Website and app data records:
-.-.-
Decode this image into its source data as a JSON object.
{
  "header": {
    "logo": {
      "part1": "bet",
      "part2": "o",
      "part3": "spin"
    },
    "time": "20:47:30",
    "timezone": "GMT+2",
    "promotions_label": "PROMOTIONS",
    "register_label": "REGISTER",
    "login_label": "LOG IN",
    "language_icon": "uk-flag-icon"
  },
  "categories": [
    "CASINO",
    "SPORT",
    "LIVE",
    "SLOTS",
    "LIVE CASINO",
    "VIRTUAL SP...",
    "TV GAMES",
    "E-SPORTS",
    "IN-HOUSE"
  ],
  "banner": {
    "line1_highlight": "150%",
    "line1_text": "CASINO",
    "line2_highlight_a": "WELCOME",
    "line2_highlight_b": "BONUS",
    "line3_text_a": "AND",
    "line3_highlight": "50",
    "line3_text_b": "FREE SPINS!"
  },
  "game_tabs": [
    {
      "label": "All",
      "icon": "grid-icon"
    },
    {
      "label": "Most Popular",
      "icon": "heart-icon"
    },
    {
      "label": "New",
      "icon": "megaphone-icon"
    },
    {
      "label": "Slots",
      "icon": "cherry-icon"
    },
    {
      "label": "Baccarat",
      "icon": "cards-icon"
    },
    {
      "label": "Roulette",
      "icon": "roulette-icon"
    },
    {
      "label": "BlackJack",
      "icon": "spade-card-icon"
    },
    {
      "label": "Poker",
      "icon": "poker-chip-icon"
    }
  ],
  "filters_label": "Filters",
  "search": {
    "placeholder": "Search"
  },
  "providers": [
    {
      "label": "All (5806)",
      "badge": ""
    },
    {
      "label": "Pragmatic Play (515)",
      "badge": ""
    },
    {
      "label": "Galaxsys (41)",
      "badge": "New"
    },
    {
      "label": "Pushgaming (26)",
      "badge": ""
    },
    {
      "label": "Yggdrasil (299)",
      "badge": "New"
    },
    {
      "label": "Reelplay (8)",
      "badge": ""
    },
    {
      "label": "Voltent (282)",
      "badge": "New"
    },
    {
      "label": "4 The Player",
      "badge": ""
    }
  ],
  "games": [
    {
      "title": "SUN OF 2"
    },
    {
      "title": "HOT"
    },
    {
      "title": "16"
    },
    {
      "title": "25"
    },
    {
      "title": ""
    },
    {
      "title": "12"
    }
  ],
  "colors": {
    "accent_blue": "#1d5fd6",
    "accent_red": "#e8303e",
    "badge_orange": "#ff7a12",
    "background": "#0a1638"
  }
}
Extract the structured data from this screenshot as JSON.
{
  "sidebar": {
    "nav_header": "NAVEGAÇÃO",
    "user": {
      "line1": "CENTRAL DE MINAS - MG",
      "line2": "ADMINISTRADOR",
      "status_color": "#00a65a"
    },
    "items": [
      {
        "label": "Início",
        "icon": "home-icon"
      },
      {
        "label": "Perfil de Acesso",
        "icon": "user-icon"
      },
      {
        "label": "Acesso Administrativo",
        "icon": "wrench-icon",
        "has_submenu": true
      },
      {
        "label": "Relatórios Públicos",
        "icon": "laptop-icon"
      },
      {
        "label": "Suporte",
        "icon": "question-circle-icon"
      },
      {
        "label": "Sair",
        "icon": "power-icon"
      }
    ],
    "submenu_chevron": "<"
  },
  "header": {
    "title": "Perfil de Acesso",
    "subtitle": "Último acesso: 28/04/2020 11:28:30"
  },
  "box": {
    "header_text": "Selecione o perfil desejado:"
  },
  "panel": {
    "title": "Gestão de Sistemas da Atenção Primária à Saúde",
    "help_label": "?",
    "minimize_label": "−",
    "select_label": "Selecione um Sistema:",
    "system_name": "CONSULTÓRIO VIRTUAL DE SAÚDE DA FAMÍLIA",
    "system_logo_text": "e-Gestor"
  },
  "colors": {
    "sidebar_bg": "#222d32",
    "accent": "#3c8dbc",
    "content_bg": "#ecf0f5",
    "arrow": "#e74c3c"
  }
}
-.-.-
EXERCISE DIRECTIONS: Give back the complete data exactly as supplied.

REPLY:
Decode this image into its source data as a JSON object.
{
  "header": {
    "logo": {
      "part1": "bet",
      "part2": "o",
      "part3": "spin"
    },
    "time": "20:47:30",
    "timezone": "GMT+2",
    "promotions_label": "PROMOTIONS",
    "register_label": "REGISTER",
    "login_label": "LOG IN",
    "language_icon": "uk-flag-icon"
  },
  "categories": [
    "CASINO",
    "SPORT",
    "LIVE",
    "SLOTS",
    "LIVE CASINO",
    "VIRTUAL SP...",
    "TV GAMES",
    "E-SPORTS",
    "IN-HOUSE"
  ],
  "banner": {
    "line1_highlight": "150%",
    "line1_text": "CASINO",
    "line2_highlight_a": "WELCOME",
    "line2_highlight_b": "BONUS",
    "line3_text_a": "AND",
    "line3_highlight": "50",
    "line3_text_b": "FREE SPINS!"
  },
  "game_tabs": [
    {
      "label": "All",
      "icon": "grid-icon"
    },
    {
      "label": "Most Popular",
      "icon": "heart-icon"
    },
    {
      "label": "New",
      "icon": "megaphone-icon"
    },
    {
      "label": "Slots",
      "icon": "cherry-icon"
    },
    {
      "label": "Baccarat",
      "icon": "cards-icon"
    },
    {
      "label": "Roulette",
      "icon": "roulette-icon"
    },
    {
      "label": "BlackJack",
      "icon": "spade-card-icon"
    },
    {
      "label": "Poker",
      "icon": "poker-chip-icon"
    }
  ],
  "filters_label": "Filters",
  "search": {
    "placeholder": "Search"
  },
  "providers": [
    {
      "label": "All (5806)",
      "badge": ""
    },
    {
      "label": "Pragmatic Play (515)",
      "badge": ""
    },
    {
      "label": "Galaxsys (41)",
      "badge": "New"
    },
    {
      "label": "Pushgaming (26)",
      "badge": ""
    },
    {
      "label": "Yggdrasil (299)",
      "badge": "New"
    },
    {
      "label": "Reelplay (8)",
      "badge": ""
    },
    {
      "label": "Voltent (282)",
      "badge": "New"
    },
    {
      "label": "4 The Player",
      "badge": ""
    }
  ],
  "games": [
    {
      "title": "SUN OF 2"
    },
    {
      "title": "HOT"
    },
    {
      "title": "16"
    },
    {
      "title": "25"
    },
    {
      "title": ""
    },
    {
      "title": "12"
    }
  ],
  "colors": {
    "accent_blue": "#1d5fd6",
    "accent_red": "#e8303e",
    "badge_orange": "#ff7a12",
    "background": "#0a1638"
  }
}
Extract the structured data from this screenshot as JSON.
{
  "sidebar": {
    "nav_header": "NAVEGAÇÃO",
    "user": {
      "line1": "CENTRAL DE MINAS - MG",
      "line2": "ADMINISTRADOR",
      "status_color": "#00a65a"
    },
    "items": [
      {
        "label": "Início",
        "icon": "home-icon"
      },
      {
        "label": "Perfil de Acesso",
        "icon": "user-icon"
      },
      {
        "label": "Acesso Administrativo",
        "icon": "wrench-icon",
        "has_submenu": true
      },
      {
        "label": "Relatórios Públicos",
        "icon": "laptop-icon"
      },
      {
        "label": "Suporte",
        "icon": "question-circle-icon"
      },
      {
        "label": "Sair",
        "icon": "power-icon"
      }
    ],
    "submenu_chevron": "<"
  },
  "header": {
    "title": "Perfil de Acesso",
    "subtitle": "Último acesso: 28/04/2020 11:28:30"
  },
  "box": {
    "header_text": "Selecione o perfil desejado:"
  },
  "panel": {
    "title": "Gestão de Sistemas da Atenção Primária à Saúde",
    "help_label": "?",
    "minimize_label": "−",
    "select_label": "Selecione um Sistema:",
    "system_name": "CONSULTÓRIO VIRTUAL DE SAÚDE DA FAMÍLIA",
    "system_logo_text": "e-Gestor"
  },
  "colors": {
    "sidebar_bg": "#222d32",
    "accent": "#3c8dbc",
    "content_bg": "#ecf0f5",
    "arrow": "#e74c3c"
  }
}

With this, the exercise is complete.